Michael Giacchino’s score is undoubtedly excellent, as are the original songs—especially the future Oscar winner “Remember Me,” the greatest tear-eruption mechanism to accompany a Pixar introduce since the “Toy Story 2” centerpiece “When She Loved Me.”
Like most Pixar movies, Coco film is filled with homages to movie history in general and animation history in particular. I was especially fond of the references to the dancing skeletons that seemed to pop up constantly in cartoon shorts from the 1930s. There’s a touch of Japanese master Hayao Miyazaki in the film’s matter-of-fact depiction of the dead interacting with the living, as well as its portrayal of certain creatures, such as a goofy, goggle-eyed dog named Dante (modeled on Xoloitzcuintli, the national dog of Mexico) and a gigantic flying dragon-type beast with the personality of a plump old housecat.

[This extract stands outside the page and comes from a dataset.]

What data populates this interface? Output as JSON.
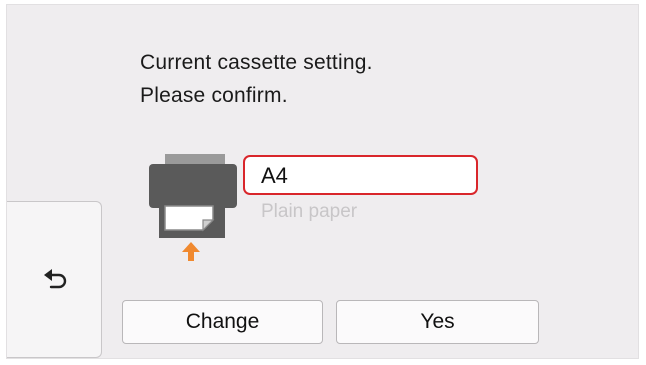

Also remarkable are the movie’s widescreen compositions, which put lots of characters in the same frame and film them from the waist up or from head-to-toe, in the fashion of old musicals, or Hollywood comedies from the 90s like “9 to 5” or “Tootsie.” The direction lets you appreciate how the characters interact with each other and with their environments and lets you decide what to look at. At first this approach appears counter-intuitive for a film filled with fantastic creatures, structures and situations, but it ends up being effective for that very same reason: it makes you feel as though you’re witnessing a record of things that are really happening, and it makes Coco feel soft and unassuming even though it’s a huge, brash, loud movie.